> **Supplied records**
§
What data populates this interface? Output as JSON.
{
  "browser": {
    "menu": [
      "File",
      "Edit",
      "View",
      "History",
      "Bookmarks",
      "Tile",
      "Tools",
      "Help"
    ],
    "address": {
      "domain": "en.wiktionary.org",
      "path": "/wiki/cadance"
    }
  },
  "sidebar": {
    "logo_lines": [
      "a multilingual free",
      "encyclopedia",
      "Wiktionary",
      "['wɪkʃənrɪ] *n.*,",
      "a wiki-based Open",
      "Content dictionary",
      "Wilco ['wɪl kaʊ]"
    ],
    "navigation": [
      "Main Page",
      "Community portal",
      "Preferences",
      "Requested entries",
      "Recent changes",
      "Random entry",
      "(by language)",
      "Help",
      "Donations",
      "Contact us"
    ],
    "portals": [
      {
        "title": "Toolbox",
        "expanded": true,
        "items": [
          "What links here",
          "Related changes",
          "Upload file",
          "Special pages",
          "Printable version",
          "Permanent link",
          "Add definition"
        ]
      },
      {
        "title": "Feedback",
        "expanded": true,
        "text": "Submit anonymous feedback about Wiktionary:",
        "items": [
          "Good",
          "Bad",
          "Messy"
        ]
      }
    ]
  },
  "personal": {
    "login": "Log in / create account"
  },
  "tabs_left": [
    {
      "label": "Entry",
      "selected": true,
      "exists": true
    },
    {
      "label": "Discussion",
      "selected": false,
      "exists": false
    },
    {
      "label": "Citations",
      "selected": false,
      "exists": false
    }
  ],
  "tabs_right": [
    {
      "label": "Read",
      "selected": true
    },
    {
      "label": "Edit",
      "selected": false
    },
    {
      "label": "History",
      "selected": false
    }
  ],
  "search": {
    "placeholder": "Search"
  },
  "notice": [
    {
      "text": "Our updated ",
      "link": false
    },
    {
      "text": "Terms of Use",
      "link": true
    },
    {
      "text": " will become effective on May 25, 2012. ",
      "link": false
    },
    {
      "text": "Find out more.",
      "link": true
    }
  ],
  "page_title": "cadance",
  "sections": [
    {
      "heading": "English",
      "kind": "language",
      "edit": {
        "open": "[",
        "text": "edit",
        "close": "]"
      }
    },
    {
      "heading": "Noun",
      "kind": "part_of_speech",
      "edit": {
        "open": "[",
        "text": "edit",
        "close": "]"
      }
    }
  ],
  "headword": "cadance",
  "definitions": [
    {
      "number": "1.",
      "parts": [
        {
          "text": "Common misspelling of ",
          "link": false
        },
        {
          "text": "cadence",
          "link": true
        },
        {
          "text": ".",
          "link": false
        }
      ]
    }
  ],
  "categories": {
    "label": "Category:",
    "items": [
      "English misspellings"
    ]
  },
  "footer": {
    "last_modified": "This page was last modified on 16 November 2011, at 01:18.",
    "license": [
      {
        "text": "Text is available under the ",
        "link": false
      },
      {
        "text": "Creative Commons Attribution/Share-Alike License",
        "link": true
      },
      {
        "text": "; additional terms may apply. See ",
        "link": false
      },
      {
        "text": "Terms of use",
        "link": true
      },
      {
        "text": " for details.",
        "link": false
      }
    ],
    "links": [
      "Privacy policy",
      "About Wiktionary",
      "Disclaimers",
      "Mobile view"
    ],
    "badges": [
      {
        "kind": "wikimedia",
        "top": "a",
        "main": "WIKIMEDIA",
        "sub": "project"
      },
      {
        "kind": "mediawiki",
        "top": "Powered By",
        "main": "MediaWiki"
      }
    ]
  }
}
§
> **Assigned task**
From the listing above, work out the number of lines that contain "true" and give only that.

> **Problem solution**
10